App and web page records
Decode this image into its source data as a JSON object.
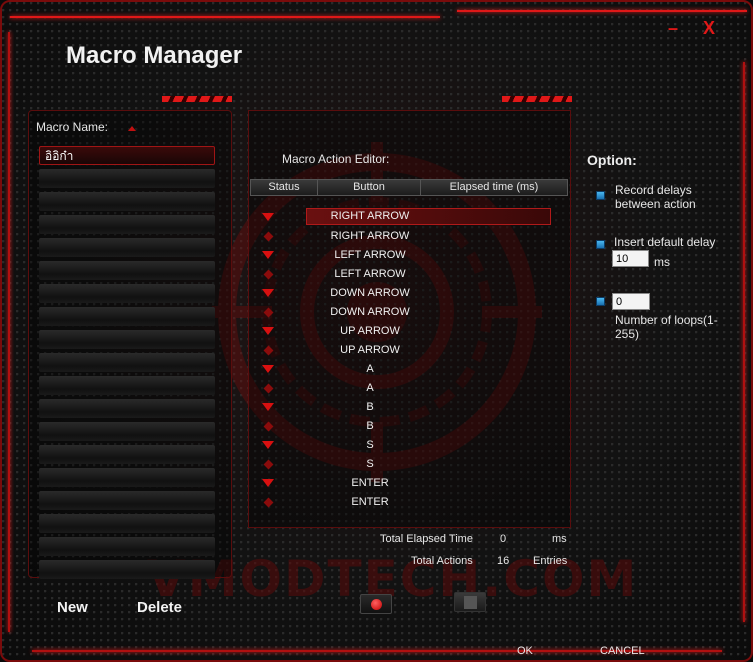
{
  "window": {
    "title": "Macro Manager",
    "minimize_label": "–",
    "close_label": "X"
  },
  "macro_panel": {
    "label": "Macro Name:",
    "items": [
      "อิอิก๋า",
      "",
      "",
      "",
      "",
      "",
      "",
      "",
      "",
      "",
      "",
      "",
      "",
      "",
      "",
      "",
      "",
      "",
      ""
    ]
  },
  "editor": {
    "label": "Macro Action Editor:",
    "columns": {
      "status": "Status",
      "button": "Button",
      "elapsed": "Elapsed time (ms)"
    },
    "actions": [
      {
        "button": "RIGHT ARROW",
        "status": "down"
      },
      {
        "button": "RIGHT ARROW",
        "status": "up"
      },
      {
        "button": "LEFT ARROW",
        "status": "down"
      },
      {
        "button": "LEFT ARROW",
        "status": "up"
      },
      {
        "button": "DOWN ARROW",
        "status": "down"
      },
      {
        "button": "DOWN ARROW",
        "status": "up"
      },
      {
        "button": "UP ARROW",
        "status": "down"
      },
      {
        "button": "UP ARROW",
        "status": "up"
      },
      {
        "button": "A",
        "status": "down"
      },
      {
        "button": "A",
        "status": "up"
      },
      {
        "button": "B",
        "status": "down"
      },
      {
        "button": "B",
        "status": "up"
      },
      {
        "button": "S",
        "status": "down"
      },
      {
        "button": "S",
        "status": "up"
      },
      {
        "button": "ENTER",
        "status": "down"
      },
      {
        "button": "ENTER",
        "status": "up"
      }
    ],
    "selected_index": 0,
    "total_elapsed_label": "Total Elapsed Time",
    "total_elapsed_value": "0",
    "total_elapsed_unit": "ms",
    "total_actions_label": "Total Actions",
    "total_actions_value": "16",
    "total_actions_unit": "Entries"
  },
  "options": {
    "title": "Option:",
    "record_delays": "Record delays\nbetween action",
    "insert_default_delay": "Insert default delay",
    "default_delay_value": "10",
    "default_delay_unit": "ms",
    "loops_value": "0",
    "loops_label": "Number of loops(1-\n255)"
  },
  "buttons": {
    "new": "New",
    "delete": "Delete",
    "ok": "OK",
    "cancel": "CANCEL"
  },
  "watermark": "VMODTECH.COM",
  "colors": {
    "accent": "#e01818",
    "checkbox": "#2a90d0",
    "background": "#121212"
  }
}
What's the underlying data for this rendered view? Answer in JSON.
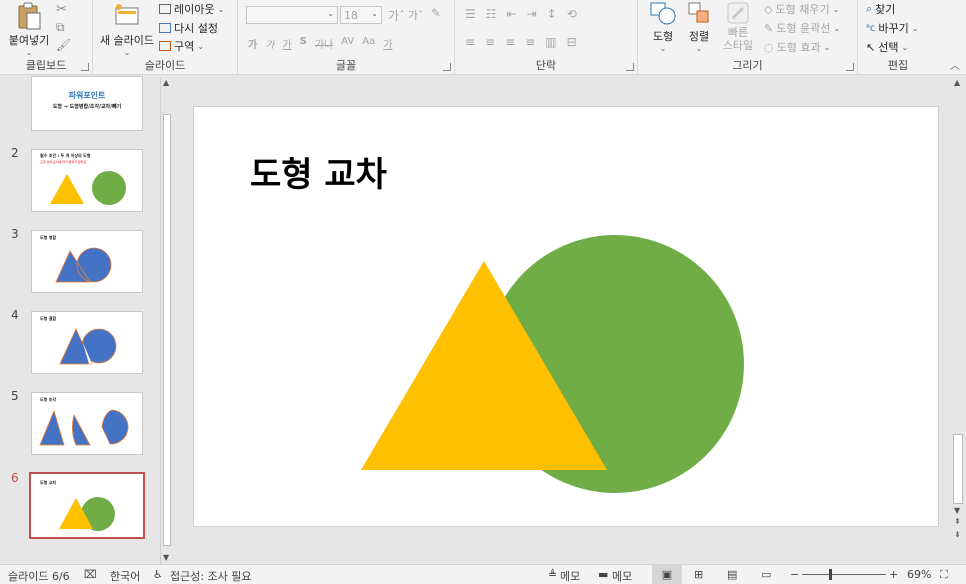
{
  "ribbon": {
    "clipboard": {
      "label": "클립보드",
      "paste": "붙여넣기"
    },
    "slides": {
      "label": "슬라이드",
      "new_slide": "새 슬라이드",
      "layout": "레이아웃",
      "reset": "다시 설정",
      "section": "구역"
    },
    "font": {
      "label": "글꼴",
      "font_size": "18"
    },
    "paragraph": {
      "label": "단락"
    },
    "drawing": {
      "label": "그리기",
      "shapes": "도형",
      "arrange": "정렬",
      "quick_styles": "빠른\n스타일",
      "fill": "도형 채우기",
      "outline": "도형 윤곽선",
      "effects": "도형 효과"
    },
    "editing": {
      "label": "편집",
      "find": "찾기",
      "replace": "바꾸기",
      "select": "선택"
    }
  },
  "thumbnails": [
    {
      "num": "",
      "title": "파워포인트",
      "subtitle": "도형 → 도형병합/조각/교차/빼기"
    },
    {
      "num": "2",
      "title": "필수 조건 : 두 개 이상의 도형",
      "subtitle": "도형 선택 순서에 따라 결과가 달라짐"
    },
    {
      "num": "3",
      "title": "도형 병합"
    },
    {
      "num": "4",
      "title": "도형 결합"
    },
    {
      "num": "5",
      "title": "도형 조각"
    },
    {
      "num": "6",
      "title": "도형 교차"
    }
  ],
  "slide": {
    "title": "도형 교차"
  },
  "colors": {
    "triangle": "#ffc000",
    "circle": "#70ad47",
    "merge_blue": "#4472c4",
    "selected_border": "#c0504d"
  },
  "status": {
    "slide_count": "슬라이드 6/6",
    "language": "한국어",
    "accessibility": "접근성: 조사 필요",
    "notes": "메모",
    "comments": "메모",
    "zoom": "69%"
  }
}
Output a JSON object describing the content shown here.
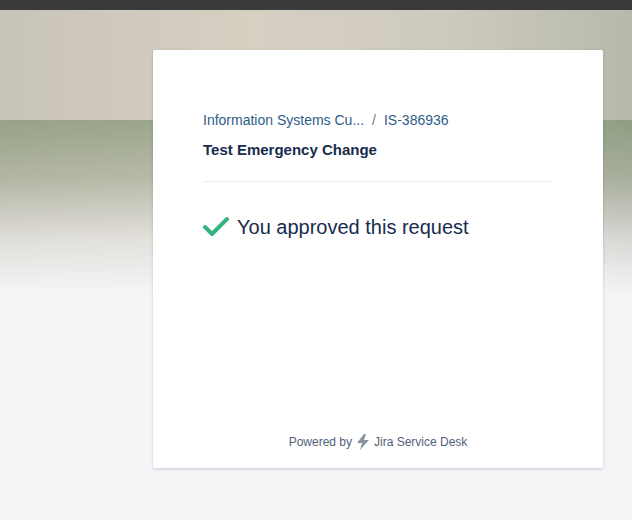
{
  "breadcrumbs": [
    {
      "label": "Information Systems Cu..."
    },
    {
      "label": "IS-386936"
    }
  ],
  "separator": "/",
  "title": "Test Emergency Change",
  "status": {
    "message": "You approved this request",
    "approved": true
  },
  "footer": {
    "prefix": "Powered by",
    "product": "Jira Service Desk"
  }
}
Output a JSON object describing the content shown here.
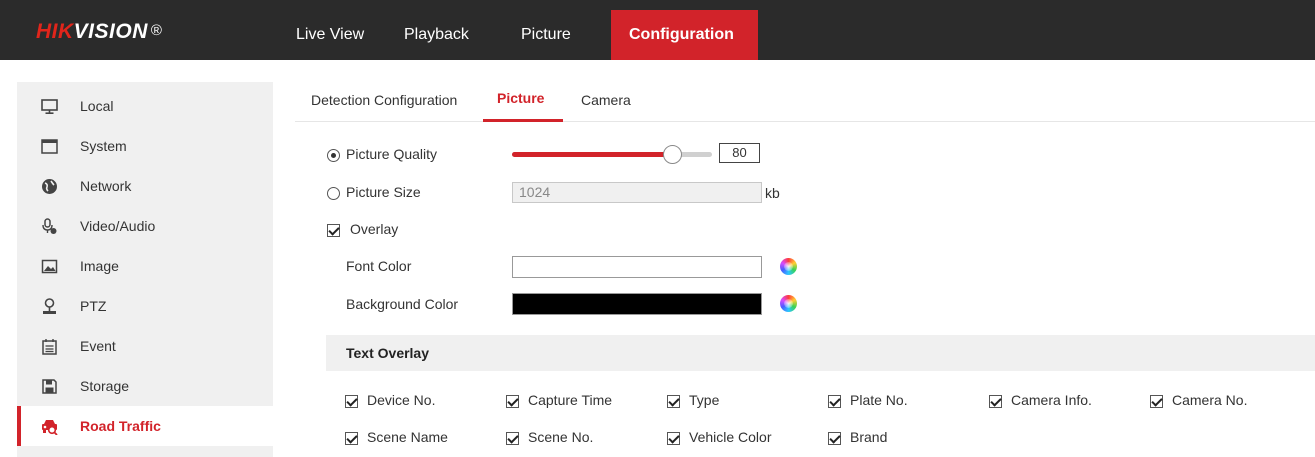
{
  "brand": {
    "hik": "HIK",
    "vision": "VISION",
    "reg": "®"
  },
  "nav": [
    {
      "label": "Live View",
      "active": false
    },
    {
      "label": "Playback",
      "active": false
    },
    {
      "label": "Picture",
      "active": false
    },
    {
      "label": "Configuration",
      "active": true
    }
  ],
  "sidebar": {
    "items": [
      {
        "label": "Local",
        "icon": "monitor-icon"
      },
      {
        "label": "System",
        "icon": "window-icon"
      },
      {
        "label": "Network",
        "icon": "globe-icon"
      },
      {
        "label": "Video/Audio",
        "icon": "microphone-icon"
      },
      {
        "label": "Image",
        "icon": "image-icon"
      },
      {
        "label": "PTZ",
        "icon": "ptz-icon"
      },
      {
        "label": "Event",
        "icon": "calendar-icon"
      },
      {
        "label": "Storage",
        "icon": "storage-icon"
      },
      {
        "label": "Road Traffic",
        "icon": "road-traffic-icon",
        "active": true
      }
    ]
  },
  "tabs": [
    {
      "label": "Detection Configuration",
      "active": false
    },
    {
      "label": "Picture",
      "active": true
    },
    {
      "label": "Camera",
      "active": false
    }
  ],
  "form": {
    "picture_quality": {
      "label": "Picture Quality",
      "selected": true,
      "value": "80",
      "slider_fraction": 0.8
    },
    "picture_size": {
      "label": "Picture Size",
      "selected": false,
      "value": "1024",
      "unit": "kb"
    },
    "overlay": {
      "label": "Overlay",
      "checked": true
    },
    "font_color": {
      "label": "Font Color",
      "value": "#ffffff"
    },
    "background_color": {
      "label": "Background Color",
      "value": "#000000"
    }
  },
  "text_overlay": {
    "title": "Text Overlay",
    "row1": [
      {
        "label": "Device No.",
        "checked": true
      },
      {
        "label": "Capture Time",
        "checked": true
      },
      {
        "label": "Type",
        "checked": true
      },
      {
        "label": "Plate No.",
        "checked": true
      },
      {
        "label": "Camera Info.",
        "checked": true
      },
      {
        "label": "Camera No.",
        "checked": true
      }
    ],
    "row2": [
      {
        "label": "Scene Name",
        "checked": true
      },
      {
        "label": "Scene No.",
        "checked": true
      },
      {
        "label": "Vehicle Color",
        "checked": true
      },
      {
        "label": "Brand",
        "checked": true
      }
    ]
  },
  "colors": {
    "accent": "#d2232a",
    "topbar": "#2b2b2b",
    "sidebar": "#f0f0f0"
  }
}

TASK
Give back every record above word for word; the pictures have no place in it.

OUTPUT
Decode this image into its source data as a JSON object.
{
  "window": {
    "title": "Macro Manager",
    "minimize_label": "–",
    "close_label": "X"
  },
  "macro_panel": {
    "label": "Macro Name:",
    "items": [
      "อิอิก๋า",
      "",
      "",
      "",
      "",
      "",
      "",
      "",
      "",
      "",
      "",
      "",
      "",
      "",
      "",
      "",
      "",
      "",
      ""
    ]
  },
  "editor": {
    "label": "Macro Action Editor:",
    "columns": {
      "status": "Status",
      "button": "Button",
      "elapsed": "Elapsed time (ms)"
    },
    "actions": [
      {
        "button": "RIGHT ARROW",
        "status": "down"
      },
      {
        "button": "RIGHT ARROW",
        "status": "up"
      },
      {
        "button": "LEFT ARROW",
        "status": "down"
      },
      {
        "button": "LEFT ARROW",
        "status": "up"
      },
      {
        "button": "DOWN ARROW",
        "status": "down"
      },
      {
        "button": "DOWN ARROW",
        "status": "up"
      },
      {
        "button": "UP ARROW",
        "status": "down"
      },
      {
        "button": "UP ARROW",
        "status": "up"
      },
      {
        "button": "A",
        "status": "down"
      },
      {
        "button": "A",
        "status": "up"
      },
      {
        "button": "B",
        "status": "down"
      },
      {
        "button": "B",
        "status": "up"
      },
      {
        "button": "S",
        "status": "down"
      },
      {
        "button": "S",
        "status": "up"
      },
      {
        "button": "ENTER",
        "status": "down"
      },
      {
        "button": "ENTER",
        "status": "up"
      }
    ],
    "selected_index": 0,
    "total_elapsed_label": "Total Elapsed Time",
    "total_elapsed_value": "0",
    "total_elapsed_unit": "ms",
    "total_actions_label": "Total Actions",
    "total_actions_value": "16",
    "total_actions_unit": "Entries"
  },
  "options": {
    "title": "Option:",
    "record_delays": "Record delays\nbetween action",
    "insert_default_delay": "Insert default delay",
    "default_delay_value": "10",
    "default_delay_unit": "ms",
    "loops_value": "0",
    "loops_label": "Number of loops(1-\n255)"
  },
  "buttons": {
    "new": "New",
    "delete": "Delete",
    "ok": "OK",
    "cancel": "CANCEL"
  },
  "watermark": "VMODTECH.COM",
  "colors": {
    "accent": "#e01818",
    "checkbox": "#2a90d0",
    "background": "#121212"
  }
}
What's the underlying data for this rendered view? Answer in JSON.
{
  "ribbon": {
    "clipboard": {
      "label": "클립보드",
      "paste": "붙여넣기"
    },
    "slides": {
      "label": "슬라이드",
      "new_slide": "새 슬라이드",
      "layout": "레이아웃",
      "reset": "다시 설정",
      "section": "구역"
    },
    "font": {
      "label": "글꼴",
      "font_size": "18"
    },
    "paragraph": {
      "label": "단락"
    },
    "drawing": {
      "label": "그리기",
      "shapes": "도형",
      "arrange": "정렬",
      "quick_styles": "빠른\n스타일",
      "fill": "도형 채우기",
      "outline": "도형 윤곽선",
      "effects": "도형 효과"
    },
    "editing": {
      "label": "편집",
      "find": "찾기",
      "replace": "바꾸기",
      "select": "선택"
    }
  },
  "thumbnails": [
    {
      "num": "",
      "title": "파워포인트",
      "subtitle": "도형 → 도형병합/조각/교차/빼기"
    },
    {
      "num": "2",
      "title": "필수 조건 : 두 개 이상의 도형",
      "subtitle": "도형 선택 순서에 따라 결과가 달라짐"
    },
    {
      "num": "3",
      "title": "도형 병합"
    },
    {
      "num": "4",
      "title": "도형 결합"
    },
    {
      "num": "5",
      "title": "도형 조각"
    },
    {
      "num": "6",
      "title": "도형 교차"
    }
  ],
  "slide": {
    "title": "도형 교차"
  },
  "colors": {
    "triangle": "#ffc000",
    "circle": "#70ad47",
    "merge_blue": "#4472c4",
    "selected_border": "#c0504d"
  },
  "status": {
    "slide_count": "슬라이드 6/6",
    "language": "한국어",
    "accessibility": "접근성: 조사 필요",
    "notes": "메모",
    "comments": "메모",
    "zoom": "69%"
  }
}
Output a JSON object describing the content shown here.
{
  "breadcrumbs": [
    {
      "label": "Information Systems Cu..."
    },
    {
      "label": "IS-386936"
    }
  ],
  "separator": "/",
  "title": "Test Emergency Change",
  "status": {
    "message": "You approved this request",
    "approved": true
  },
  "footer": {
    "prefix": "Powered by",
    "product": "Jira Service Desk"
  }
}
Output a JSON object describing the content shown here.
{
  "brand": {
    "hik": "HIK",
    "vision": "VISION",
    "reg": "®"
  },
  "nav": [
    {
      "label": "Live View",
      "active": false
    },
    {
      "label": "Playback",
      "active": false
    },
    {
      "label": "Picture",
      "active": false
    },
    {
      "label": "Configuration",
      "active": true
    }
  ],
  "sidebar": {
    "items": [
      {
        "label": "Local",
        "icon": "monitor-icon"
      },
      {
        "label": "System",
        "icon": "window-icon"
      },
      {
        "label": "Network",
        "icon": "globe-icon"
      },
      {
        "label": "Video/Audio",
        "icon": "microphone-icon"
      },
      {
        "label": "Image",
        "icon": "image-icon"
      },
      {
        "label": "PTZ",
        "icon": "ptz-icon"
      },
      {
        "label": "Event",
        "icon": "calendar-icon"
      },
      {
        "label": "Storage",
        "icon": "storage-icon"
      },
      {
        "label": "Road Traffic",
        "icon": "road-traffic-icon",
        "active": true
      }
    ]
  },
  "tabs": [
    {
      "label": "Detection Configuration",
      "active": false
    },
    {
      "label": "Picture",
      "active": true
    },
    {
      "label": "Camera",
      "active": false
    }
  ],
  "form": {
    "picture_quality": {
      "label": "Picture Quality",
      "selected": true,
      "value": "80",
      "slider_fraction": 0.8
    },
    "picture_size": {
      "label": "Picture Size",
      "selected": false,
      "value": "1024",
      "unit": "kb"
    },
    "overlay": {
      "label": "Overlay",
      "checked": true
    },
    "font_color": {
      "label": "Font Color",
      "value": "#ffffff"
    },
    "background_color": {
      "label": "Background Color",
      "value": "#000000"
    }
  },
  "text_overlay": {
    "title": "Text Overlay",
    "row1": [
      {
        "label": "Device No.",
        "checked": true
      },
      {
        "label": "Capture Time",
        "checked": true
      },
      {
        "label": "Type",
        "checked": true
      },
      {
        "label": "Plate No.",
        "checked": true
      },
      {
        "label": "Camera Info.",
        "checked": true
      },
      {
        "label": "Camera No.",
        "checked": true
      }
    ],
    "row2": [
      {
        "label": "Scene Name",
        "checked": true
      },
      {
        "label": "Scene No.",
        "checked": true
      },
      {
        "label": "Vehicle Color",
        "checked": true
      },
      {
        "label": "Brand",
        "checked": true
      }
    ]
  },
  "colors": {
    "accent": "#d2232a",
    "topbar": "#2b2b2b",
    "sidebar": "#f0f0f0"
  }
}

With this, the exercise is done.